* _WHAT IS REQUIRED_:
Copy out every record that follows, word for word.

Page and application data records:

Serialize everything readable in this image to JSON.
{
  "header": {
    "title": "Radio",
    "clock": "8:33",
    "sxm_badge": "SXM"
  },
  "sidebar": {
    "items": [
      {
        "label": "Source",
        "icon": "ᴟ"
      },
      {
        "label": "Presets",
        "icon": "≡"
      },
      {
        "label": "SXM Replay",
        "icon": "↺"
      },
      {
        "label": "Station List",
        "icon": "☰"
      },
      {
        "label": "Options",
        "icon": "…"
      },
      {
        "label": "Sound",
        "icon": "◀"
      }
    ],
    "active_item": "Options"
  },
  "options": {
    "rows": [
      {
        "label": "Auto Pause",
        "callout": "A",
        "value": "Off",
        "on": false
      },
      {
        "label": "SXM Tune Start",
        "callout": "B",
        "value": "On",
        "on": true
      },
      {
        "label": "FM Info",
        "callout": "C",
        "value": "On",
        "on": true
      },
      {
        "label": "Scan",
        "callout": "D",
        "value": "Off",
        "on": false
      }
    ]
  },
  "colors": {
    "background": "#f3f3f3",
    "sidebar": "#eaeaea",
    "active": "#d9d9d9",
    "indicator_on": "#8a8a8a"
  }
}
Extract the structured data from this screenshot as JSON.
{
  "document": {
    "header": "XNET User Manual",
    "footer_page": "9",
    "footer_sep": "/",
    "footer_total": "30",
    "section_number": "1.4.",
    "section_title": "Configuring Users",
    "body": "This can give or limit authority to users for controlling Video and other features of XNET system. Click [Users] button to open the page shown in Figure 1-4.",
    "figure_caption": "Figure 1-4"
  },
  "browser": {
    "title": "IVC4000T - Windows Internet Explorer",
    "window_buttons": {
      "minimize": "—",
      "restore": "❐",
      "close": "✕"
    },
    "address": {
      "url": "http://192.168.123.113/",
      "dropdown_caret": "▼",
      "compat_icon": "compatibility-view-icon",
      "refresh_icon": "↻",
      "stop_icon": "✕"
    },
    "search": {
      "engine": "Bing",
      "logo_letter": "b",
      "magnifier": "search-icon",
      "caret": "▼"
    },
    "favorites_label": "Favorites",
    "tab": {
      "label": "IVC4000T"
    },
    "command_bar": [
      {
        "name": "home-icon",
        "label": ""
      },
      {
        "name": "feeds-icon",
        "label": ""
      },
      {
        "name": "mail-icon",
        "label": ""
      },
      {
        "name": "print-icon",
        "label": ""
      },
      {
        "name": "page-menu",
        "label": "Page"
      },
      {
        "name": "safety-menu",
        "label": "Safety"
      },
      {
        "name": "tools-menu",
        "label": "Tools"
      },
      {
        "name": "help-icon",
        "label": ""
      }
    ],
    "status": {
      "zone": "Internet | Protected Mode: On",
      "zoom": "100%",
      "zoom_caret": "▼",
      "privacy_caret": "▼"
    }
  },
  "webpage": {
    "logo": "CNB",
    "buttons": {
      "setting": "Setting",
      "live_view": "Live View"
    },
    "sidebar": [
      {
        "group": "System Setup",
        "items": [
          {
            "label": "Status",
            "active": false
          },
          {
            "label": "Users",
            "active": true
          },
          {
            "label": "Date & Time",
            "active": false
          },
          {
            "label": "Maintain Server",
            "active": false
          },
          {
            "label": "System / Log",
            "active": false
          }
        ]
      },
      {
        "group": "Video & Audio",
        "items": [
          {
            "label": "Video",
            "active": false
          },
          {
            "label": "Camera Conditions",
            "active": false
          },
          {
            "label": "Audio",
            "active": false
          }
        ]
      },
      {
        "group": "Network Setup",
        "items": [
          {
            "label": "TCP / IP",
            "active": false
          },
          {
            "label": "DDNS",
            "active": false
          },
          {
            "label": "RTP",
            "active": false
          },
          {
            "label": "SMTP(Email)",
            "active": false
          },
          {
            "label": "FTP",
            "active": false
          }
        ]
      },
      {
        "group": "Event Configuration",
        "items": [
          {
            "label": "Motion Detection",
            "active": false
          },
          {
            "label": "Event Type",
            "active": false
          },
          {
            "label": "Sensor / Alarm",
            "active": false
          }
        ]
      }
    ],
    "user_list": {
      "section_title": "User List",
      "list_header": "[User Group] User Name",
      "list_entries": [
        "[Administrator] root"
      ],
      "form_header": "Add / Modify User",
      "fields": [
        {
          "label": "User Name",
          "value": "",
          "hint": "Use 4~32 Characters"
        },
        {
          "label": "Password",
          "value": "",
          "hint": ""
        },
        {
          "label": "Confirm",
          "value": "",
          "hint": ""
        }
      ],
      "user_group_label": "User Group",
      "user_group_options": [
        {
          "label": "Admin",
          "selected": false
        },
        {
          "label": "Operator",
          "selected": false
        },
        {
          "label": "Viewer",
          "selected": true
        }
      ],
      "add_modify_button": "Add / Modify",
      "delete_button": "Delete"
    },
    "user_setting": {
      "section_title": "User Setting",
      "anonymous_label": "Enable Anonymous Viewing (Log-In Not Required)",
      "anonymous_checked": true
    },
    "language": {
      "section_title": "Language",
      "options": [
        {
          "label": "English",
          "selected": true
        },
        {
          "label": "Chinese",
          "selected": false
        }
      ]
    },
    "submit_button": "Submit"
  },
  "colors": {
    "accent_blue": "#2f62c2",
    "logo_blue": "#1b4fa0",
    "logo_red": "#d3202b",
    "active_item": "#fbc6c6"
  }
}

* _REPLY TO THE EXERCISE_:
Serialize everything readable in this image to JSON.
{
  "header": {
    "title": "Radio",
    "clock": "8:33",
    "sxm_badge": "SXM"
  },
  "sidebar": {
    "items": [
      {
        "label": "Source",
        "icon": "ᴟ"
      },
      {
        "label": "Presets",
        "icon": "≡"
      },
      {
        "label": "SXM Replay",
        "icon": "↺"
      },
      {
        "label": "Station List",
        "icon": "☰"
      },
      {
        "label": "Options",
        "icon": "…"
      },
      {
        "label": "Sound",
        "icon": "◀"
      }
    ],
    "active_item": "Options"
  },
  "options": {
    "rows": [
      {
        "label": "Auto Pause",
        "callout": "A",
        "value": "Off",
        "on": false
      },
      {
        "label": "SXM Tune Start",
        "callout": "B",
        "value": "On",
        "on": true
      },
      {
        "label": "FM Info",
        "callout": "C",
        "value": "On",
        "on": true
      },
      {
        "label": "Scan",
        "callout": "D",
        "value": "Off",
        "on": false
      }
    ]
  },
  "colors": {
    "background": "#f3f3f3",
    "sidebar": "#eaeaea",
    "active": "#d9d9d9",
    "indicator_on": "#8a8a8a"
  }
}
Extract the structured data from this screenshot as JSON.
{
  "document": {
    "header": "XNET User Manual",
    "footer_page": "9",
    "footer_sep": "/",
    "footer_total": "30",
    "section_number": "1.4.",
    "section_title": "Configuring Users",
    "body": "This can give or limit authority to users for controlling Video and other features of XNET system. Click [Users] button to open the page shown in Figure 1-4.",
    "figure_caption": "Figure 1-4"
  },
  "browser": {
    "title": "IVC4000T - Windows Internet Explorer",
    "window_buttons": {
      "minimize": "—",
      "restore": "❐",
      "close": "✕"
    },
    "address": {
      "url": "http://192.168.123.113/",
      "dropdown_caret": "▼",
      "compat_icon": "compatibility-view-icon",
      "refresh_icon": "↻",
      "stop_icon": "✕"
    },
    "search": {
      "engine": "Bing",
      "logo_letter": "b",
      "magnifier": "search-icon",
      "caret": "▼"
    },
    "favorites_label": "Favorites",
    "tab": {
      "label": "IVC4000T"
    },
    "command_bar": [
      {
        "name": "home-icon",
        "label": ""
      },
      {
        "name": "feeds-icon",
        "label": ""
      },
      {
        "name": "mail-icon",
        "label": ""
      },
      {
        "name": "print-icon",
        "label": ""
      },
      {
        "name": "page-menu",
        "label": "Page"
      },
      {
        "name": "safety-menu",
        "label": "Safety"
      },
      {
        "name": "tools-menu",
        "label": "Tools"
      },
      {
        "name": "help-icon",
        "label": ""
      }
    ],
    "status": {
      "zone": "Internet | Protected Mode: On",
      "zoom": "100%",
      "zoom_caret": "▼",
      "privacy_caret": "▼"
    }
  },
  "webpage": {
    "logo": "CNB",
    "buttons": {
      "setting": "Setting",
      "live_view": "Live View"
    },
    "sidebar": [
      {
        "group": "System Setup",
        "items": [
          {
            "label": "Status",
            "active": false
          },
          {
            "label": "Users",
            "active": true
          },
          {
            "label": "Date & Time",
            "active": false
          },
          {
            "label": "Maintain Server",
            "active": false
          },
          {
            "label": "System / Log",
            "active": false
          }
        ]
      },
      {
        "group": "Video & Audio",
        "items": [
          {
            "label": "Video",
            "active": false
          },
          {
            "label": "Camera Conditions",
            "active": false
          },
          {
            "label": "Audio",
            "active": false
          }
        ]
      },
      {
        "group": "Network Setup",
        "items": [
          {
            "label": "TCP / IP",
            "active": false
          },
          {
            "label": "DDNS",
            "active": false
          },
          {
            "label": "RTP",
            "active": false
          },
          {
            "label": "SMTP(Email)",
            "active": false
          },
          {
            "label": "FTP",
            "active": false
          }
        ]
      },
      {
        "group": "Event Configuration",
        "items": [
          {
            "label": "Motion Detection",
            "active": false
          },
          {
            "label": "Event Type",
            "active": false
          },
          {
            "label": "Sensor / Alarm",
            "active": false
          }
        ]
      }
    ],
    "user_list": {
      "section_title": "User List",
      "list_header": "[User Group] User Name",
      "list_entries": [
        "[Administrator] root"
      ],
      "form_header": "Add / Modify User",
      "fields": [
        {
          "label": "User Name",
          "value": "",
          "hint": "Use 4~32 Characters"
        },
        {
          "label": "Password",
          "value": "",
          "hint": ""
        },
        {
          "label": "Confirm",
          "value": "",
          "hint": ""
        }
      ],
      "user_group_label": "User Group",
      "user_group_options": [
        {
          "label": "Admin",
          "selected": false
        },
        {
          "label": "Operator",
          "selected": false
        },
        {
          "label": "Viewer",
          "selected": true
        }
      ],
      "add_modify_button": "Add / Modify",
      "delete_button": "Delete"
    },
    "user_setting": {
      "section_title": "User Setting",
      "anonymous_label": "Enable Anonymous Viewing (Log-In Not Required)",
      "anonymous_checked": true
    },
    "language": {
      "section_title": "Language",
      "options": [
        {
          "label": "English",
          "selected": true
        },
        {
          "label": "Chinese",
          "selected": false
        }
      ]
    },
    "submit_button": "Submit"
  },
  "colors": {
    "accent_blue": "#2f62c2",
    "logo_blue": "#1b4fa0",
    "logo_red": "#d3202b",
    "active_item": "#fbc6c6"
  }
}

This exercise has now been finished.